the beast refused, and sent his rider sprawling in the dust. And
though he was up again in a moment, and had caught the bridle, the
time had gone by, and the fugitive had gained too great a lead for
any hope of capture.
The wisest of all had been Dick Shelton. Instead of starting in a
vain pursuit, he had whipped his crossbow from his back, bent it,
and set a quarrel to the string; and now, when the others had
desisted, he turned to Bennet and asked if he should shoot.
"Shoot! shoot!" cried the priest, with sanguinary violence.
"Cover him, Master Dick," said Bennet. "Bring me him down like a
The fugitive was now within but a few leaps of safety; but this
last part of the meadow ran very steeply uphill; and the man ran
slower in proportion. What with the greyness of the falling night,
and the uneven movements of the runner, it was no easy aim; and as
Dick levelled his bow, he felt a kind of pity, and a half desire
that he might miss. The quarrel sped.
The man stumbled and fell, and a great cheer arose from Hatch and
the pursuers. But they were counting their corn before the

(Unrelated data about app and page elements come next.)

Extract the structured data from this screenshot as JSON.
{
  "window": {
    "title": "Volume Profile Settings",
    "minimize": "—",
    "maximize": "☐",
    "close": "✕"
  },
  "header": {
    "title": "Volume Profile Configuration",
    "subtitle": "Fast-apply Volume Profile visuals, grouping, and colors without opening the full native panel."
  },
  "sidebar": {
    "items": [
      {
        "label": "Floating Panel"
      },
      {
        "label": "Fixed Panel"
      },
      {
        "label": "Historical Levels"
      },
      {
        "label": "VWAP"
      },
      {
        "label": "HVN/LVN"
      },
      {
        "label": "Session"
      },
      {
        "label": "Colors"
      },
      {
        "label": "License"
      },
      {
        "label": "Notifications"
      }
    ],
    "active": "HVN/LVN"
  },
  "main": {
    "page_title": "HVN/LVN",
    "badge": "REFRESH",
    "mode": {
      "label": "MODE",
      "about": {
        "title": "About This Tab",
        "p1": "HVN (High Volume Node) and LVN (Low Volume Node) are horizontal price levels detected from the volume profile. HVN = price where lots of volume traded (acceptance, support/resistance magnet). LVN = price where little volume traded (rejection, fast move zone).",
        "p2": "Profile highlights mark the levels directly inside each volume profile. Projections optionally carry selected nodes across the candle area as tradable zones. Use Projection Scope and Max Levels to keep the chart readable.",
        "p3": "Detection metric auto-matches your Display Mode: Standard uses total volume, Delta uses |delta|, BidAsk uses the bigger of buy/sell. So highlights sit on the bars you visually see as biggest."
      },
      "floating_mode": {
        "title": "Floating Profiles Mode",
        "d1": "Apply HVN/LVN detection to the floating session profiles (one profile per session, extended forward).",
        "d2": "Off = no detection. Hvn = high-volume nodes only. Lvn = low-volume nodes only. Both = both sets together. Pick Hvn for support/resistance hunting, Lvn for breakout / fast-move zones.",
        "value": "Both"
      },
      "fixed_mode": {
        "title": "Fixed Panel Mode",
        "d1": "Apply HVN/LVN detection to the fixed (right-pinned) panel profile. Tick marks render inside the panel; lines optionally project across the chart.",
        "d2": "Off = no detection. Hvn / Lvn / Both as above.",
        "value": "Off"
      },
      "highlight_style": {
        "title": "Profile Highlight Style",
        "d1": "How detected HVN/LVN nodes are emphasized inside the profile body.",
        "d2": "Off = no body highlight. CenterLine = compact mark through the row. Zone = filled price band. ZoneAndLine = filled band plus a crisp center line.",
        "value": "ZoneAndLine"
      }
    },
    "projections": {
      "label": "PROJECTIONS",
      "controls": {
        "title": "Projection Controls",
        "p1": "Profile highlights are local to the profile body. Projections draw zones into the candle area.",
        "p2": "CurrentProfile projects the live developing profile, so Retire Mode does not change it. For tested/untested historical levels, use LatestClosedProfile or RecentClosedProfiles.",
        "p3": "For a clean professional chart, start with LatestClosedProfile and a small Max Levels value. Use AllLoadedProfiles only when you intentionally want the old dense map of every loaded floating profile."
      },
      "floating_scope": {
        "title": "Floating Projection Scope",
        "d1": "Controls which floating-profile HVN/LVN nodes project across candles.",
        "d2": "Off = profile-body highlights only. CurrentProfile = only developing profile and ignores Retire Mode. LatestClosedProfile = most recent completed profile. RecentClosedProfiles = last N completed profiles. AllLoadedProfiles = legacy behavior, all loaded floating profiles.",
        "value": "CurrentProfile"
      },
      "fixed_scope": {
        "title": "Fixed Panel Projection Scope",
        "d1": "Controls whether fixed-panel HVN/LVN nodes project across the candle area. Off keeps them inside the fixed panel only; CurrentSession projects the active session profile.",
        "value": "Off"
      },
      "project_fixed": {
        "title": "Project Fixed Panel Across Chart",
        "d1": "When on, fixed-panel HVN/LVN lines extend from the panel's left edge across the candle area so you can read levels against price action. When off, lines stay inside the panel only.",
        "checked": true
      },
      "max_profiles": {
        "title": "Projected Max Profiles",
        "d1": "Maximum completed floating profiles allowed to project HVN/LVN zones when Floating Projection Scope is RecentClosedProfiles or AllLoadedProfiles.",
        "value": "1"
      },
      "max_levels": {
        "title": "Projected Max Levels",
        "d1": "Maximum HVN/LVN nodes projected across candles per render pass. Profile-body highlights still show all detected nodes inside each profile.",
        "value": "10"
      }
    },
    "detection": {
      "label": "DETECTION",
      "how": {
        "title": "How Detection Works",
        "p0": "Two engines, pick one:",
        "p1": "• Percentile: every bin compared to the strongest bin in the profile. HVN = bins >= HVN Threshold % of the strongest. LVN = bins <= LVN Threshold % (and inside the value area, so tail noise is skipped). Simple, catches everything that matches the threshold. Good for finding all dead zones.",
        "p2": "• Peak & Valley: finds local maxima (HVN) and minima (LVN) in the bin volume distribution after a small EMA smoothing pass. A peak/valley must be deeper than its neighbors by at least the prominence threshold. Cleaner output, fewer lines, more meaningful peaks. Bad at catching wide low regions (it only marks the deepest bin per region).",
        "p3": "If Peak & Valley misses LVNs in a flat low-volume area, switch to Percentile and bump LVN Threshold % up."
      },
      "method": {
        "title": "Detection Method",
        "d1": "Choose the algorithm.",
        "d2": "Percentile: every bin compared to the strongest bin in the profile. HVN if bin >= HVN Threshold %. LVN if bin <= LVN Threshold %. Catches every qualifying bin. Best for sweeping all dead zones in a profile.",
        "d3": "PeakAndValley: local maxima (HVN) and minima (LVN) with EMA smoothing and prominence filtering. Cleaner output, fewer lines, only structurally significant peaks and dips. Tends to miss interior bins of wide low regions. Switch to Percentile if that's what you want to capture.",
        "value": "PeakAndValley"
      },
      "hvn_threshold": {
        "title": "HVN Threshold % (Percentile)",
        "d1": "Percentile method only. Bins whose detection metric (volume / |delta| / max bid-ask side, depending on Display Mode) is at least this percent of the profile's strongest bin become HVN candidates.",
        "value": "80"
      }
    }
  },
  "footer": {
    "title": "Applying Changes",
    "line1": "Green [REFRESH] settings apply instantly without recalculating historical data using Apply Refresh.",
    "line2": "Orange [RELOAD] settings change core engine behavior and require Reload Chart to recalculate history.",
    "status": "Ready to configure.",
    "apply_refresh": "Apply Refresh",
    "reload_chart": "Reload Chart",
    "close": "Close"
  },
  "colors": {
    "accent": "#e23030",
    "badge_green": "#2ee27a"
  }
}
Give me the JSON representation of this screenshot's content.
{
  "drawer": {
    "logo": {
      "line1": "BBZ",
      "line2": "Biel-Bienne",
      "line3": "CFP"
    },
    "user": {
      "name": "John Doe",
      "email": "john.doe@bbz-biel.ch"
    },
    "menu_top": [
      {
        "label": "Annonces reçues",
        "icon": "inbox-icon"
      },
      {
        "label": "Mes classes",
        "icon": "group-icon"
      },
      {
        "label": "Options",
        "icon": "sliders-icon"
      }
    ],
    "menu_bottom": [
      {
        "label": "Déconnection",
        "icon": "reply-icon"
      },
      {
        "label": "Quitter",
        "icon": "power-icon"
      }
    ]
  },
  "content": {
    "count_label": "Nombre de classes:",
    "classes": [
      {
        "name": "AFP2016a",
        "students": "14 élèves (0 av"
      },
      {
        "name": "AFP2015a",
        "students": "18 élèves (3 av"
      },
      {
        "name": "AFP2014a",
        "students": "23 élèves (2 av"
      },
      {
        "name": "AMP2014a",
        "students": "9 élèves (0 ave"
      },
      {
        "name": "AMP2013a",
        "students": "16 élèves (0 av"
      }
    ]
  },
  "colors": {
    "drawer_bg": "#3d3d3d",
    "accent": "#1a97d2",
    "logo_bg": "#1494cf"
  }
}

harvest. The man fell lightly; he was lightly afoot again, turned
and waved his cap in a bravado, and was out of sight next moment in
the margin of the wood.
"And the plague go with him!" cried Bennet. "He has thieves'
heels; he can run, by St Banbury! But you touched him, Master
Shelton; he has stolen your quarrel, may he never have good I
grudge him less!"
"Nay, but what made he by the church?" asked Sir Oliver. "I am
shrewdly afeared there has been mischief here. Clipsby, good
fellow, get ye down from your horse, and search thoroughly among
Clipsby was gone but a little while ere he returned carrying a
"This writing was pinned to the church door," he said, handing it
to the parson. "I found naught else, sir parson."
"Now, by the power of Mother Church," cried Sir Oliver, "but this
runs hard on sacrilege! For the king's good pleasure, or the lord
of the manor - well! But that every run-the-hedge in a green jerkin